In order to streamline testing for field and subfield existence a bit, when using the expressions to denote a non-existent field, the extensions return a NullDataField that

  • evaluates to false in standard Groovy boolean contexts
  • prevents (some) null pointer exceptions when accessing subfields, so that e.g. record['988|a'] == "whatever" is a compact way to check whether the record has a 988$a with the appropriate value.
  • allows autovivification of the field if you decide you want to assign to it. So, if I just want to make sure that a record has an 035 with an appropriate value, for example, I can use the expression record['035'] << 'a|(OCoLC)ocm0001'

In general, operations involving expressions that mutate (alter) records are somewhat more tricky, but the following will work:

  • record["245"][2] = '1' - sets the value of the second indicator to '1' (a char)
  • record["245"]["a"] = "2 Kill 2 Mockingbird" - sets the value of subfield 'a'.

The extensions will generally let you do whatever marc4j does with respect to creating "badly formed" records (repeating nonrepeatable fields and subfields, particularly), although it has a few gestures in the direction of supporting a "strict" mode.

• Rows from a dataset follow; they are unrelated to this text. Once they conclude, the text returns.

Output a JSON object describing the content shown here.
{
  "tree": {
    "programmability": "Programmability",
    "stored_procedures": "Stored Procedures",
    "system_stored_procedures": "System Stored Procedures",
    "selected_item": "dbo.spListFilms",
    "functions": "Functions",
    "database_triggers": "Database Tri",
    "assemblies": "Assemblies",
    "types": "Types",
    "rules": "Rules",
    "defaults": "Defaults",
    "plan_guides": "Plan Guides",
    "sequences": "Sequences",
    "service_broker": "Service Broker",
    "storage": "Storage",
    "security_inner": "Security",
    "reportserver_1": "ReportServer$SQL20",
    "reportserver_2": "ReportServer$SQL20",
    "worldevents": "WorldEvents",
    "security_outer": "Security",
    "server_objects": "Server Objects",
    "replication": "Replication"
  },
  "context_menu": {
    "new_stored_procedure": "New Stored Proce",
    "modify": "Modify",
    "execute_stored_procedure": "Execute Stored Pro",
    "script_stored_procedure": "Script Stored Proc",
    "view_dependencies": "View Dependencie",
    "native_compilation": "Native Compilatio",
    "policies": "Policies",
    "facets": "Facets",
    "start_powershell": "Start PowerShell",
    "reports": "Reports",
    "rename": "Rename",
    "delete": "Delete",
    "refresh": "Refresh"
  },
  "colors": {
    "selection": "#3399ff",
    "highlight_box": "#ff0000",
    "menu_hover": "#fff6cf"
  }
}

Removing fields currently requires "dropping back" to the marc4j API, e.g.:

record['999'].each {
    it ->  // 'it' will be a DataField object
        if ( it['v'] =~ /WITHDRAWN/ ) { // and yet this regex-based test works on the subfield "directly"!
            record.removeVariableField(it)
        }
}

Finally, and this is something added to support a specific data migration task, the extension adds a toXML() method to the marc4j Record class. This will yield up the record converted to a MARCXML string, but note that the marc:record element will be wrapped in a marc:collection element.

Some Examples:

// assume 'rec' is a marc4j Record instance
// get the 245 field
def titleField =  rec['245']
// extract the 'a' subfield; this is 'null safe' in that
// even if the record has no 245, the above query returns
// a usable object so this will not fail outright
def mainTitle = titleField['a'] // titleField['$a'] also works
// or, even faster
def stitle = rec['245$a']
// equivalent to the above
def ptitle = rec['245|a']

// fun with indicators
def issns = rec['022'] // issns is a (possibly empty) list
issns.each { issn ->
    // issn is a DataField instance
    // note that above we accessed a subfield using a string ('a')
    // if we use an integer that's 1 or 2, we get the value of the first
    // or second indicator
    // indicators access via integer indexes
    if ( issn[1] == '1' ) {
        // note that '1' is a char in marc4j
        // in this API we return a string because it's specifically for use in Groovy
         println "Non-International ISSN: ${issn['a']}"
    }
}

Usage

Build the extensions with Gradle, and put the resulting jar (output into build/libs/groovy-marc-${VERSION}.jar) on your classpath.

Groovy loads and makes the extensions available for use if the JAR is on your classpath,
without further intervention on your part.

Currently there is no usage guide beyond this README, but if you look at the source code of the tests under src/test/groovy, you'll see some sample use patterns.

License

GNU GPL v3. (c) 2015 North Carolina State University.

Future Expansion

These are possibly bad ideas, stray thoughts, pipe dreams, etc.

  • add some aliases for commonly-used fields such as pymarc's 'title', 'author', and 'isbn' attributes on records.
  • while we're there, add some more aliases for commonly-used fixed fields (leader/008).
  • make the toXML() extension for Record objects smarter
  • come up with better ways of mutating records.
  • add a Groovy Builder that yields up marc4j Record objects.
  • make repeatable/non-repeatable field "enforcement" optional, i.e. add a "strict mode" that is complete.
  • some kind of declarative validation DSL/framework